**TASK**
All lines of the records below that contain the word "sbin" must be listed.
WORKING DATA Block Start
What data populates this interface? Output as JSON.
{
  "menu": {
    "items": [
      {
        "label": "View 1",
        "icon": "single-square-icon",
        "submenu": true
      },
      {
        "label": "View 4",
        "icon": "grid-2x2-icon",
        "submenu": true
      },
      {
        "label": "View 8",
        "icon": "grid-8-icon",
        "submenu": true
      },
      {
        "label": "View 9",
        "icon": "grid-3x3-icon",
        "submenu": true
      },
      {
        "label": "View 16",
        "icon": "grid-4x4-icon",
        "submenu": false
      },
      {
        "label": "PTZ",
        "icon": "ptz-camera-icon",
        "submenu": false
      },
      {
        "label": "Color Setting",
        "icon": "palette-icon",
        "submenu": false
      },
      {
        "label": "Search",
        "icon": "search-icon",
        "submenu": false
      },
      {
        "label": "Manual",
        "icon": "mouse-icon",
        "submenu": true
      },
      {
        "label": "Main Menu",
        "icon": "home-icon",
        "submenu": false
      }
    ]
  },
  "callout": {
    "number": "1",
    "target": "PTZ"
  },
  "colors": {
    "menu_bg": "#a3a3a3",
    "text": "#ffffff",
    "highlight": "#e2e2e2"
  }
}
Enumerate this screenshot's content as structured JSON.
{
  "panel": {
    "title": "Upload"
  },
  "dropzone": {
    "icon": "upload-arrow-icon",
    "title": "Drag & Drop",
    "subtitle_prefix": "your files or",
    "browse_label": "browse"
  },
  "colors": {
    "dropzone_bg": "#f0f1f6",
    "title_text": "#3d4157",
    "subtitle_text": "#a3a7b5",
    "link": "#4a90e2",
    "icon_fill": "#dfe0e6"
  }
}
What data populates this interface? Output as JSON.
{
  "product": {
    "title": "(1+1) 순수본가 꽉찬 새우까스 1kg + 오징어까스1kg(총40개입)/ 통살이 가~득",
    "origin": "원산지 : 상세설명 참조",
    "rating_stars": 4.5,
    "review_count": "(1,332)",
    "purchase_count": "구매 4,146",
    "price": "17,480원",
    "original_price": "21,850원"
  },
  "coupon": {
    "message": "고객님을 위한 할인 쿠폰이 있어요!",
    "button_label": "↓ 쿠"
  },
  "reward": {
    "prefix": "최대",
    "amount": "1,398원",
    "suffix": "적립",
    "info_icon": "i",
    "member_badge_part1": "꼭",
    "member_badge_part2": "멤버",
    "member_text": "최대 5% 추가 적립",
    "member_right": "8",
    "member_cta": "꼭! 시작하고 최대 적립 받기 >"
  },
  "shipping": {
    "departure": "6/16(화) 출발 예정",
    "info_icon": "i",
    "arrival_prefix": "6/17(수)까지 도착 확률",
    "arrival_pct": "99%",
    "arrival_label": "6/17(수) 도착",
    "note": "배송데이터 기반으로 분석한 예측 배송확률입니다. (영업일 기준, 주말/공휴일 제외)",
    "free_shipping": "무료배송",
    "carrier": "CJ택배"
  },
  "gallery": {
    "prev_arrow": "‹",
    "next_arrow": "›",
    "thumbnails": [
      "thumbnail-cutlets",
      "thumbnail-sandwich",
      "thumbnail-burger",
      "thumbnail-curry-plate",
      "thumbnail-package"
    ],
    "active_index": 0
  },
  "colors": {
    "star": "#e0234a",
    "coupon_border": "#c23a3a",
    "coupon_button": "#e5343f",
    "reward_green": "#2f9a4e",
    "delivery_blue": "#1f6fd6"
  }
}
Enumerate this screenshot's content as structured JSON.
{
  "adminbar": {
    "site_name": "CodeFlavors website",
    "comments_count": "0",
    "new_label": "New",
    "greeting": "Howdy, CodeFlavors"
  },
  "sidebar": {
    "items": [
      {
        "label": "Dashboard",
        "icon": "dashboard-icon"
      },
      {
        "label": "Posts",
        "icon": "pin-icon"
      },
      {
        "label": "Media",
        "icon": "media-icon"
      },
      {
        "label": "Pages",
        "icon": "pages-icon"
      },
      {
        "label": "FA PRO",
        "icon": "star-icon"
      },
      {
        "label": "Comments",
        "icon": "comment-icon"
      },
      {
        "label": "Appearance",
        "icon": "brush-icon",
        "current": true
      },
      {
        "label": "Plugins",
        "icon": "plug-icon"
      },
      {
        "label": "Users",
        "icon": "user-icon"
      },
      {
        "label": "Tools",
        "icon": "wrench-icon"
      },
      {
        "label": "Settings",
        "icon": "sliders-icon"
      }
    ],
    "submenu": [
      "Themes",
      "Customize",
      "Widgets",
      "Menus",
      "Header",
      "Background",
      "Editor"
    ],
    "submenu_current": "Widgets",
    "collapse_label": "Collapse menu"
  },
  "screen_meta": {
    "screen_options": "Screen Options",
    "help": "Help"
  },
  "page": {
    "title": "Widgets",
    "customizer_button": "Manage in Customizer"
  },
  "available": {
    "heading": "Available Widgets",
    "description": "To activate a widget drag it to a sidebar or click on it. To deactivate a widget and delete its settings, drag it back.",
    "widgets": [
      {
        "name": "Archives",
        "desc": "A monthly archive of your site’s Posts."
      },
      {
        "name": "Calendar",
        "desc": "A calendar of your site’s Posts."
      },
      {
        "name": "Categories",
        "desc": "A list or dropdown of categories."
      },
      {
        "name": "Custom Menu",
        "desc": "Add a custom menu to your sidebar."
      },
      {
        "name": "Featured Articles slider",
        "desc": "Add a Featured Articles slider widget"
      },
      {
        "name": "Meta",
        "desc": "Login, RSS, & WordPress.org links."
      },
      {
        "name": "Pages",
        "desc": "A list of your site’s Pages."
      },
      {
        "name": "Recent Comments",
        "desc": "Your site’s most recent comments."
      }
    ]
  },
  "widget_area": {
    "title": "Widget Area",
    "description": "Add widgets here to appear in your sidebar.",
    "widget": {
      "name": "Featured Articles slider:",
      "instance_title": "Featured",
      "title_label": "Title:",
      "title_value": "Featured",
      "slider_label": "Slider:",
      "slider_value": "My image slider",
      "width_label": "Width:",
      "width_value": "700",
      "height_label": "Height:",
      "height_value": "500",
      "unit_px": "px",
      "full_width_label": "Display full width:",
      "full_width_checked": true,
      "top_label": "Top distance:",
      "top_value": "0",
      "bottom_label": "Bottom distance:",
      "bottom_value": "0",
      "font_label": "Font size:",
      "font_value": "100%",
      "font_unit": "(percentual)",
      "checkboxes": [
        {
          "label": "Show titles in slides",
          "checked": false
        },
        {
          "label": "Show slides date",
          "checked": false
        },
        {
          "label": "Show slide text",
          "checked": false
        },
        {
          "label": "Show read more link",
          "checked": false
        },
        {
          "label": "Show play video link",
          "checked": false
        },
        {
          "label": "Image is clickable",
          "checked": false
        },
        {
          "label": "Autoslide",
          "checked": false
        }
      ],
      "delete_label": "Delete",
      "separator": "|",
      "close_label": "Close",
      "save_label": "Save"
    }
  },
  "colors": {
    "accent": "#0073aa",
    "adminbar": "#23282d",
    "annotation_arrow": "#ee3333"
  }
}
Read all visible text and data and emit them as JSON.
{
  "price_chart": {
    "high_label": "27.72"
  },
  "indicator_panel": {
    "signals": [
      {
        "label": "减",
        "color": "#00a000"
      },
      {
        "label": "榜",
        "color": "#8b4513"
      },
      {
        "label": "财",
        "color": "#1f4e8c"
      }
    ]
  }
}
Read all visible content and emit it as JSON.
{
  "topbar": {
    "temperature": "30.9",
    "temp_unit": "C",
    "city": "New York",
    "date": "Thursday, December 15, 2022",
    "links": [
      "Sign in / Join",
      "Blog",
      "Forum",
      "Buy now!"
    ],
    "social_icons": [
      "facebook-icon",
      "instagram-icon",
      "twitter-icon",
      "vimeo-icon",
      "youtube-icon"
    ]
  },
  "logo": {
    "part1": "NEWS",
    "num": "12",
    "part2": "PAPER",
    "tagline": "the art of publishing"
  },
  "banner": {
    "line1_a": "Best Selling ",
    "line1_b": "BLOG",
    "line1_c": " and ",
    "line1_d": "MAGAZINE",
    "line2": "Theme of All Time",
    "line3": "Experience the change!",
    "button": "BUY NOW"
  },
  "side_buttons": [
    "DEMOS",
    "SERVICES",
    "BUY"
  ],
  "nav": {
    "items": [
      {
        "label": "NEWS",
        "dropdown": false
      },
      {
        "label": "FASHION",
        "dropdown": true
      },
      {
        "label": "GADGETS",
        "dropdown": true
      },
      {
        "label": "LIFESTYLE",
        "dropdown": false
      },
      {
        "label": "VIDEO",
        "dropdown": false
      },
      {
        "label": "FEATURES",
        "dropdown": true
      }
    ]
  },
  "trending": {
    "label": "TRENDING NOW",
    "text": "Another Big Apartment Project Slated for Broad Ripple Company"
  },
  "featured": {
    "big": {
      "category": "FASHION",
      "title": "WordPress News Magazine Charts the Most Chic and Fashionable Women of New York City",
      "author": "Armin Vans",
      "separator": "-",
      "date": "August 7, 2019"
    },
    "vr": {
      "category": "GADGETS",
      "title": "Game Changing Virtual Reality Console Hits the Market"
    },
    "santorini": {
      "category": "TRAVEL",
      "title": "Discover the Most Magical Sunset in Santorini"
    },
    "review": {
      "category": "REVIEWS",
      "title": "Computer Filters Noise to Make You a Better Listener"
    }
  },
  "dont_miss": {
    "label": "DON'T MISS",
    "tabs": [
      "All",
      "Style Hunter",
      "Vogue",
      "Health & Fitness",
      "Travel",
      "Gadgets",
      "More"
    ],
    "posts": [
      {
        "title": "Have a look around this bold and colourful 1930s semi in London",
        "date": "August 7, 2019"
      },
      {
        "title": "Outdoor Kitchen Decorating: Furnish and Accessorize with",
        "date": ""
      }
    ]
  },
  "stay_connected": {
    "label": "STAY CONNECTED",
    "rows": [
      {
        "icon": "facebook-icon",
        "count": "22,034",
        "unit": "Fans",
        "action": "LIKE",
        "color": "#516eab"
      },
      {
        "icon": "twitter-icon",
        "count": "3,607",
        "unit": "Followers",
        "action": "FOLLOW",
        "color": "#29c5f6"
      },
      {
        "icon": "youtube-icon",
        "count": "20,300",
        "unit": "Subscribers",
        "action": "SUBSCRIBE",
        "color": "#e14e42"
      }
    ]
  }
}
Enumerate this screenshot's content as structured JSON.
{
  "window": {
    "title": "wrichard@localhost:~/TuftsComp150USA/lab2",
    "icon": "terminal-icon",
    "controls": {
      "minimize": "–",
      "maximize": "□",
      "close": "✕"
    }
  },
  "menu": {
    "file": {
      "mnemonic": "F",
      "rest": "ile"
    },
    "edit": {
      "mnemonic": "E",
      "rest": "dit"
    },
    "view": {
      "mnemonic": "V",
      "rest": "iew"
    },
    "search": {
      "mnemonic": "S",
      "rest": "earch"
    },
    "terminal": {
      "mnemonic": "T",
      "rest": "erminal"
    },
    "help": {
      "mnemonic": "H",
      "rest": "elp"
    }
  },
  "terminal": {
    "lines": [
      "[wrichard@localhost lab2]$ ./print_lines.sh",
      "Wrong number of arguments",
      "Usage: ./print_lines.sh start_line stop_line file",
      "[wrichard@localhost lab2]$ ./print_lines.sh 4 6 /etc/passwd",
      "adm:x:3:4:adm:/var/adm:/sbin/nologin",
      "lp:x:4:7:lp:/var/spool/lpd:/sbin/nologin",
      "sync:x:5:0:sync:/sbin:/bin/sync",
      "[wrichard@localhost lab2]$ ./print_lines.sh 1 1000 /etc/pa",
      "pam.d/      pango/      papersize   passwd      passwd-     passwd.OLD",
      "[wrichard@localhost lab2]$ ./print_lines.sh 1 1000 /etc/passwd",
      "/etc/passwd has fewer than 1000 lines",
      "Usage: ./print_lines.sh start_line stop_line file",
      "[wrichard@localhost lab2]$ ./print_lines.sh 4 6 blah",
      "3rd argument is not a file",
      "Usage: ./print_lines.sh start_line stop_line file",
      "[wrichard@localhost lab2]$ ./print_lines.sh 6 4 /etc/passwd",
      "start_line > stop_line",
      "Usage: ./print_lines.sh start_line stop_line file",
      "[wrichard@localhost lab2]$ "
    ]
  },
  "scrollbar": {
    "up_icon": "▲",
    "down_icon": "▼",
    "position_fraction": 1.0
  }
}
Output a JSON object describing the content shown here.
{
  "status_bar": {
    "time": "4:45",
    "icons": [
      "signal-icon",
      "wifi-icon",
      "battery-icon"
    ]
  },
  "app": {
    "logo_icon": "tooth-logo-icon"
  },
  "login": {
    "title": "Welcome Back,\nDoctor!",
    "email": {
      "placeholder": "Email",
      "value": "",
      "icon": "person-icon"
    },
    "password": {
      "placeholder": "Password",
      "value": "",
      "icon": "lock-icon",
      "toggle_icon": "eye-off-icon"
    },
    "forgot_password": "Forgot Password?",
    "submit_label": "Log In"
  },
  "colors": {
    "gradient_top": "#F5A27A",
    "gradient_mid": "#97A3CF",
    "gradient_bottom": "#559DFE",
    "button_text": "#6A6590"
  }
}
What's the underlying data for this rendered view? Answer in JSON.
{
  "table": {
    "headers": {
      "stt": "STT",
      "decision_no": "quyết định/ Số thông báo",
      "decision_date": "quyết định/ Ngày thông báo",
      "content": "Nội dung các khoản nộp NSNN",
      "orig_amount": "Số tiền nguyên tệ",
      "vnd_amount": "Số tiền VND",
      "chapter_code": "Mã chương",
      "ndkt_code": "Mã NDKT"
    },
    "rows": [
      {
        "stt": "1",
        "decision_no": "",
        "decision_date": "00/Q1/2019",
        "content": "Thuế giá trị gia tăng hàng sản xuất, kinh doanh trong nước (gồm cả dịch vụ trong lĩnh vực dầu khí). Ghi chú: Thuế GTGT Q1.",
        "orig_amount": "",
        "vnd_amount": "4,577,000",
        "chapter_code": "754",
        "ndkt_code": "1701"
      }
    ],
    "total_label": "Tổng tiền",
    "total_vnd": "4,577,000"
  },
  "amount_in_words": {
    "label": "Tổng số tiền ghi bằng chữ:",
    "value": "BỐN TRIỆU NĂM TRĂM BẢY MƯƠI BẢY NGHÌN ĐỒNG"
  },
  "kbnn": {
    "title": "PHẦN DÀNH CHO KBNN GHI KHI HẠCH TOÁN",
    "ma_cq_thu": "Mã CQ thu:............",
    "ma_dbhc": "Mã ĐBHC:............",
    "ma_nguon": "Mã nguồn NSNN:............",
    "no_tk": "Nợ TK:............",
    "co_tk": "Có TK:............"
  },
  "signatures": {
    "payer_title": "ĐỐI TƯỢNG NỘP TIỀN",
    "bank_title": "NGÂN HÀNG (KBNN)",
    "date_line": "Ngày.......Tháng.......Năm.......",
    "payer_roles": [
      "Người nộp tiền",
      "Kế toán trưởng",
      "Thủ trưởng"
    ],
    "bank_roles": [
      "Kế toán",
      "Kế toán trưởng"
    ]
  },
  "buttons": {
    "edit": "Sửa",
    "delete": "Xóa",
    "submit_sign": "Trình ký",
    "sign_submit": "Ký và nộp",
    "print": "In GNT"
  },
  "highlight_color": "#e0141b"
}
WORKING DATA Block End
**EXERCISE RESULT**
      "adm:x:3:4:adm:/var/adm:/sbin/nologin",
      "lp:x:4:7:lp:/var/spool/lpd:/sbin/nologin",
      "sync:x:5:0:sync:/sbin:/bin/sync",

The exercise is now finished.